Take the line containing "Enumerate this screenshot's" and every line below it through the end of the entries, and output them verbatim, pictures excluded.

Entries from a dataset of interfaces
►

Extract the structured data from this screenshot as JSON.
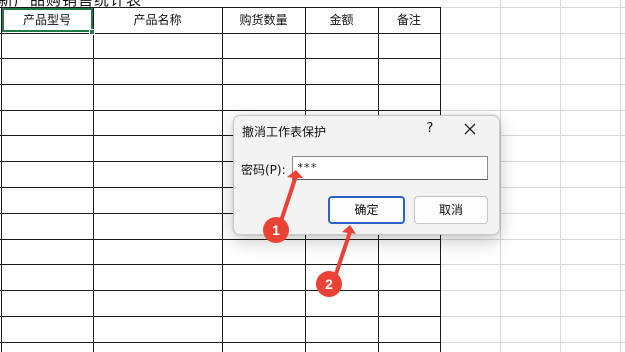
{
  "sheet": {
    "title_partial": "新产品购销售统计表",
    "headers": [
      "产品型号",
      "产品名称",
      "购货数量",
      "金额",
      "备注"
    ]
  },
  "dialog": {
    "title": "撤消工作表保护",
    "help_label": "?",
    "password_label": "密码(P):",
    "password_value": "***",
    "ok_label": "确定",
    "cancel_label": "取消"
  },
  "annotations": {
    "badge1": "1",
    "badge2": "2",
    "accent_color": "#ea4335"
  }
}
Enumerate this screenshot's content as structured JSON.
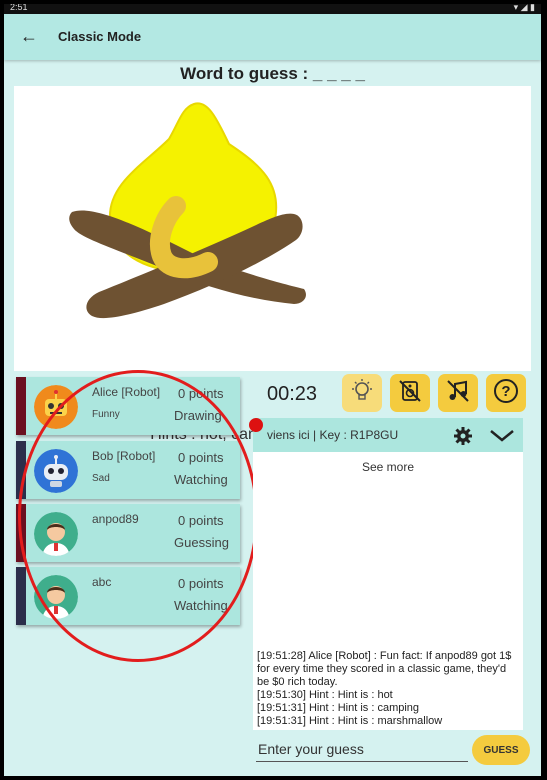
{
  "status_bar": {
    "time": "2:51",
    "right": "▾ ◢ ▮"
  },
  "app_bar": {
    "back_icon": "arrow-left-icon",
    "title": "Classic Mode"
  },
  "word": {
    "label": "Word to guess : _ _ _ _"
  },
  "hints": {
    "text": "Hints : hot, camping, marshmallow"
  },
  "players": [
    {
      "name": "Alice [Robot]",
      "mood": "Funny",
      "points": "0 points",
      "state": "Drawing",
      "bar_color": "#6b1020",
      "avatar": "orange-robot-avatar"
    },
    {
      "name": "Bob [Robot]",
      "mood": "Sad",
      "points": "0 points",
      "state": "Watching",
      "bar_color": "#2b2e4a",
      "avatar": "blue-robot-avatar"
    },
    {
      "name": "anpod89",
      "mood": "",
      "points": "0 points",
      "state": "Guessing",
      "bar_color": "#6b1020",
      "avatar": "man-avatar"
    },
    {
      "name": "abc",
      "mood": "",
      "points": "0 points",
      "state": "Watching",
      "bar_color": "#2b2e4a",
      "avatar": "man-avatar"
    }
  ],
  "timer": "00:23",
  "tools": [
    {
      "name": "hint-lightbulb-button",
      "icon": "lightbulb-icon"
    },
    {
      "name": "sound-off-button",
      "icon": "volume-off-icon"
    },
    {
      "name": "music-off-button",
      "icon": "music-off-icon"
    },
    {
      "name": "help-button",
      "icon": "question-icon"
    }
  ],
  "chat": {
    "room_info": "viens ici  | Key : R1P8GU",
    "see_more": "See more",
    "messages": [
      "[19:51:28] Alice [Robot] : Fun fact: If anpod89 got 1$ for every time they scored in a classic game, they'd be $0 rich today.",
      "[19:51:30] Hint : Hint is : hot",
      "[19:51:31] Hint : Hint is : camping",
      "[19:51:31] Hint : Hint is : marshmallow"
    ]
  },
  "guess": {
    "placeholder": "Enter your guess",
    "button_label": "GUESS"
  },
  "colors": {
    "appbar": "#b3e8e3",
    "background": "#d5f2f0",
    "card": "#ace6de",
    "accent_yellow": "#f4cb3e",
    "annotation_red": "#e21d1d"
  }
}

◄

= EXERCISE RESULT =
Enumerate this screenshot's content as structured JSON.
{
  "status_bar": {
    "time": "2:51",
    "right": "▾ ◢ ▮"
  },
  "app_bar": {
    "back_icon": "arrow-left-icon",
    "title": "Classic Mode"
  },
  "word": {
    "label": "Word to guess : _ _ _ _"
  },
  "hints": {
    "text": "Hints : hot, camping, marshmallow"
  },
  "players": [
    {
      "name": "Alice [Robot]",
      "mood": "Funny",
      "points": "0 points",
      "state": "Drawing",
      "bar_color": "#6b1020",
      "avatar": "orange-robot-avatar"
    },
    {
      "name": "Bob [Robot]",
      "mood": "Sad",
      "points": "0 points",
      "state": "Watching",
      "bar_color": "#2b2e4a",
      "avatar": "blue-robot-avatar"
    },
    {
      "name": "anpod89",
      "mood": "",
      "points": "0 points",
      "state": "Guessing",
      "bar_color": "#6b1020",
      "avatar": "man-avatar"
    },
    {
      "name": "abc",
      "mood": "",
      "points": "0 points",
      "state": "Watching",
      "bar_color": "#2b2e4a",
      "avatar": "man-avatar"
    }
  ],
  "timer": "00:23",
  "tools": [
    {
      "name": "hint-lightbulb-button",
      "icon": "lightbulb-icon"
    },
    {
      "name": "sound-off-button",
      "icon": "volume-off-icon"
    },
    {
      "name": "music-off-button",
      "icon": "music-off-icon"
    },
    {
      "name": "help-button",
      "icon": "question-icon"
    }
  ],
  "chat": {
    "room_info": "viens ici  | Key : R1P8GU",
    "see_more": "See more",
    "messages": [
      "[19:51:28] Alice [Robot] : Fun fact: If anpod89 got 1$ for every time they scored in a classic game, they'd be $0 rich today.",
      "[19:51:30] Hint : Hint is : hot",
      "[19:51:31] Hint : Hint is : camping",
      "[19:51:31] Hint : Hint is : marshmallow"
    ]
  },
  "guess": {
    "placeholder": "Enter your guess",
    "button_label": "GUESS"
  },
  "colors": {
    "appbar": "#b3e8e3",
    "background": "#d5f2f0",
    "card": "#ace6de",
    "accent_yellow": "#f4cb3e",
    "annotation_red": "#e21d1d"
  }
}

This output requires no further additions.